Meacham already knew plenty about Sims, a versatile back who figures to be the best running back in the conference this fall. "I knew when he was a true freshman, he beat our ass at Oklahoma State," he said. "Guys are going to have to game plan for him."
In all, UH returns guys who accounted for 82 percent of their total offense in 2012. Plus, UH just signed another former five-star WR, Markeith Ambles, who will arrive in the summer from junior college. In addition, with Meacham running the offense, all of the misdirection, the motion and myriad of personal groupings are back to being a part of the Cougars attack. "I see the creativity and the outside-the-box thinking is back," said Levine.
The question that most UH fans have is whether they can have a QB capable of living up to the Cougar tradition this fall. Meacham is looking for consistency from the position and specifically says he's watching where his quarterback's eyes are based on the coverage they're facing: "I want a guy that sees it based on rotation, guys that 'get it' and can handle all the checks."

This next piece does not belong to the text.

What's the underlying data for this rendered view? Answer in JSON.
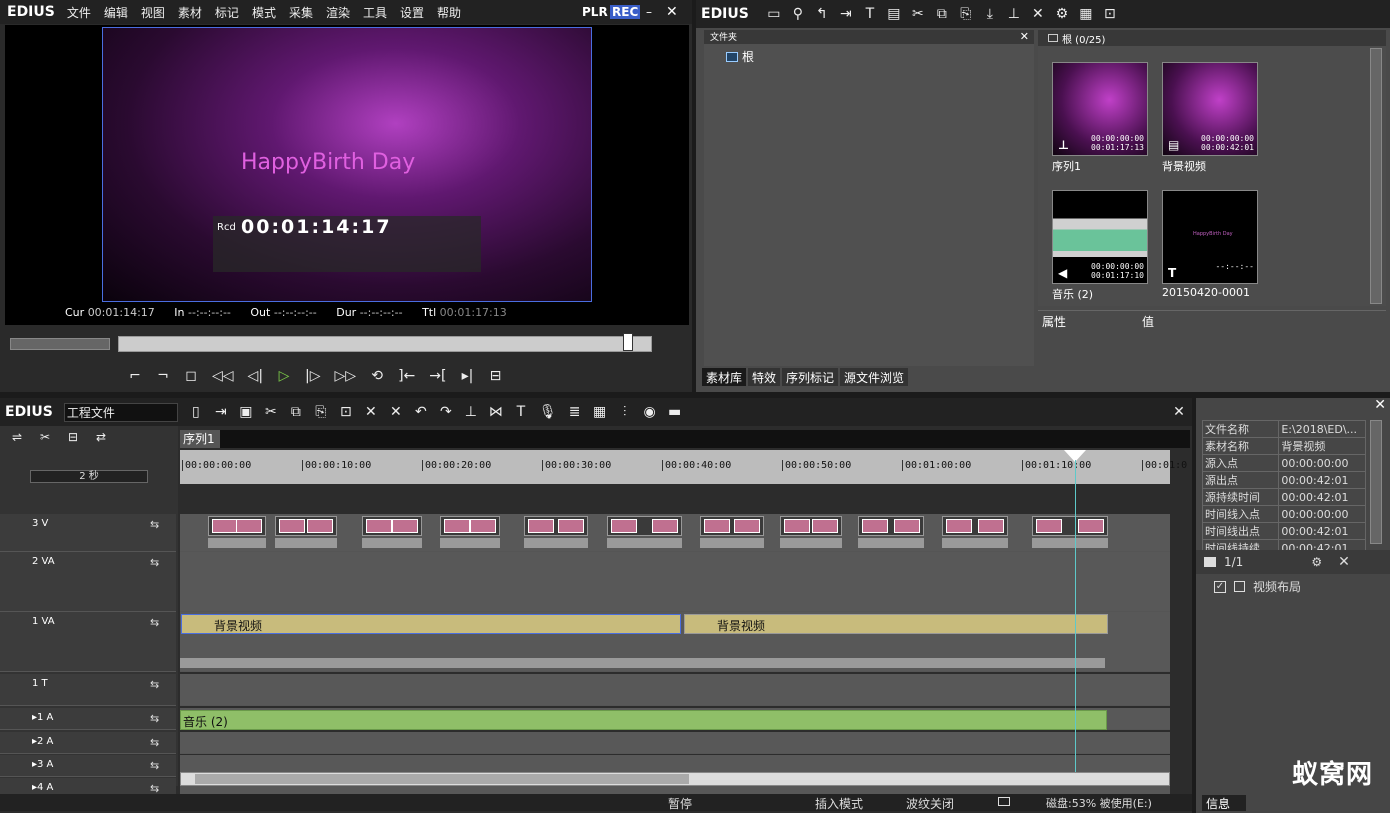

That guy appears to be Piland, who is healthy again and having a great spring, according to the coaches. The Cougars have charted everything from 7-on-7 and "team" periods of practice, and Meacham estimates Piland only threw one interception through the first eight or nine practices, a span covering some 200 passes.
In hopes of shoring up what was a dreadful defense that ranked No. 107 in the nation, Levine hired veteran assistant David Gibbs as his new defensive coordinator to simplify things. The 44-year-old Gibbs last coached in the NFL, working with the Houston Texans secondary, but he has plenty of experience running a defense. In his one season as the defensive coordinator at Auburn in 2005, the Tigers finished sixth in the nation in defense and led the SEC in sacks with 39. Gibbs also triggered a big improvement in the Minnesota defense in the late '90s, when he was the nation's youngest DC in Division I-A.
Expectations around UH are back up again even though the Cougars have moved into a tougher league, but perhaps that could go in their favor. In Conference USA, the spread, no-huddle attack is the norm. In what was the Big East, where it's been more grind-it-out football and lots of 13-10, 10-7 kind of games, the Cougars could be something of a curveball.
"The biggest challenge for us is adding the depth to our program that'll have to compete against [the more physical styles of] the Louisvilles, Rutgers and the USFs," said Levine. "But [being in the former Big East] has helped in recruiting, and it's going to get our program more recognition nationally. We've have more higher-profile games, and we'll have the ability to play in a BCS bowl game this season. And I do really like where this program is headed."